A Lack of Participation

Everything we do online is driven by a pursuit of four goals:

  1. Exploration
  2. Consumption
  3. Creation
  4. Participation

When I first discovered the web as a teenager, my desire to explore, previously satisfied by a few acres of Ohio woods near my home, suddenly seized on the endless horizon of digital spaces. Exploration leads naturally into consumption, as the hunter-gatherer instinct to collect and ingest takes over. I bookmarked. I read, broadly and deeply. I looked and looked, first at images, and then at video as it came along. But exploration and consumption were not enough. I had to create the thing that brought me so much pleasure. I learned to design and code and I built and built and built.

The disappointing truth

What’s always bothered me is that, for all my professed love of the web, I’ve participated very little. In comparison to the time and energy I spend in exploration, consumption and creation, I spend very little time connecting to other people through this medium. And isn’t that kind of the point of the web, after all? In 16 years online, I’ve mostly been a lurker. That fact is very disappointing to me.

I was reflecting recently on my lack of participation.

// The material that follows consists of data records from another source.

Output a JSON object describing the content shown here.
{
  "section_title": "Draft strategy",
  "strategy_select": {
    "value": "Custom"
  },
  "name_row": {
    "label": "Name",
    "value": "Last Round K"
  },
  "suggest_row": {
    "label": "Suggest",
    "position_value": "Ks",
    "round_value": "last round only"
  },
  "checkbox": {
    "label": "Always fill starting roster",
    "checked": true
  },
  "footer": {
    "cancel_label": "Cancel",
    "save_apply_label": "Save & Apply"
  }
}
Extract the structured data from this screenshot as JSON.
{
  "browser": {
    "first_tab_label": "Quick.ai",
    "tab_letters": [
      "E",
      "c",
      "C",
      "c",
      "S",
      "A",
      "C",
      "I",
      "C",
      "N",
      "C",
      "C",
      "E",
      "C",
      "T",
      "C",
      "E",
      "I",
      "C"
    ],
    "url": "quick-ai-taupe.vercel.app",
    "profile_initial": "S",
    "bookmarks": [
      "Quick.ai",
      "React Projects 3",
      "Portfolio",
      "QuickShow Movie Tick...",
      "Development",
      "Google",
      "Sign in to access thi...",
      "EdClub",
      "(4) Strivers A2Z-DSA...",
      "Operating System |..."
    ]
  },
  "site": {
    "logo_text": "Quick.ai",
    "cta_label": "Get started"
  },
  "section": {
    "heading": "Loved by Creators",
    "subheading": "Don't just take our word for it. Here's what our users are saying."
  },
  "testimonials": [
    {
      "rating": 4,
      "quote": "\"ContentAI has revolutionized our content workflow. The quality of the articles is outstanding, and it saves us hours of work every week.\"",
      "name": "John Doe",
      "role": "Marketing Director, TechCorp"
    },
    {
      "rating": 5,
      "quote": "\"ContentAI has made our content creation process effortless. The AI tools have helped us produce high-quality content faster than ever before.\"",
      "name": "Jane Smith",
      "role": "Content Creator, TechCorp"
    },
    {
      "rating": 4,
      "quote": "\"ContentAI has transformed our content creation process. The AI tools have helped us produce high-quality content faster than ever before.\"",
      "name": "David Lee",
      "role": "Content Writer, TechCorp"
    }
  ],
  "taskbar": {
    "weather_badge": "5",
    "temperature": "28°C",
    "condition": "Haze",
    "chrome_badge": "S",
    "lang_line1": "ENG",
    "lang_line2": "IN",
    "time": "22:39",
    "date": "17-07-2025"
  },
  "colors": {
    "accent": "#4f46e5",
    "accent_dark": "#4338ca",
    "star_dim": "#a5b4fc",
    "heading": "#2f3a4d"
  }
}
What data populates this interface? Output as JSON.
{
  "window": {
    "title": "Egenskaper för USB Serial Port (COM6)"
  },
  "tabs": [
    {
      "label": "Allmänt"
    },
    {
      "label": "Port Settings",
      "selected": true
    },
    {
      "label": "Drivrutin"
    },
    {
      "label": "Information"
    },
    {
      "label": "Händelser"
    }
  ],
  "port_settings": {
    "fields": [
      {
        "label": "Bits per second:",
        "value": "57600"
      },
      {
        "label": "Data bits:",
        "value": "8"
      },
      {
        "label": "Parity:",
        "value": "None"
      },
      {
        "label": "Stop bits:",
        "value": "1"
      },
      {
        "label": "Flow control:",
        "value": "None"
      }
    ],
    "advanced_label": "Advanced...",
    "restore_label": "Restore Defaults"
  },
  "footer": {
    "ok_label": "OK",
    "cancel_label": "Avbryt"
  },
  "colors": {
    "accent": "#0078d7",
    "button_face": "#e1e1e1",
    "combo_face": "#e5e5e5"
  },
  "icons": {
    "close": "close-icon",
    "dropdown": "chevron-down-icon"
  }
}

Everyone has reasons for what they do and don’t do. What were mine? I think it’s three things.

1. I have a greater desire for the other goals

It’s not that I don’t want to be an active participant in online culture. I want to connect with other humans. But my desire to search, to discover, to learn, and to build often outweighs my desire to communicate and relate with others.

2. Participation is the most difficult for me

Participation requires the most emotional energy and it feels the riskiest. I’m afraid of criticism, of not being like and accepted, of being misunderstood or simply ignored. Exploration and consumption are easy by comparison. Creation, although difficult, is manageable because I enjoy the process of building so much.

3. My habits are set

My online habits have been established over the years by choosing to do what is easiest and what I desire most. Even if my desire for participation grows and the difficult of doing so lessens, my behaviors are still largely governed by the habits I’ve made.

And now, a reset

I think I’ve been off track. It’s absurd to love a tool more than it’s purpose, a means of connecting people more than people. I need to change and I’ll need to move backward to do so. I need to change my habits, limiting my time exploring and consuming and increasing my time connecting with others. I need to accept that participation is difficult and…do it anyway. I need to change what it is I want and care more about people than my own growth and accomplishment.

<exiting observe mode>

Posted February 8, 2013 at 9:46 am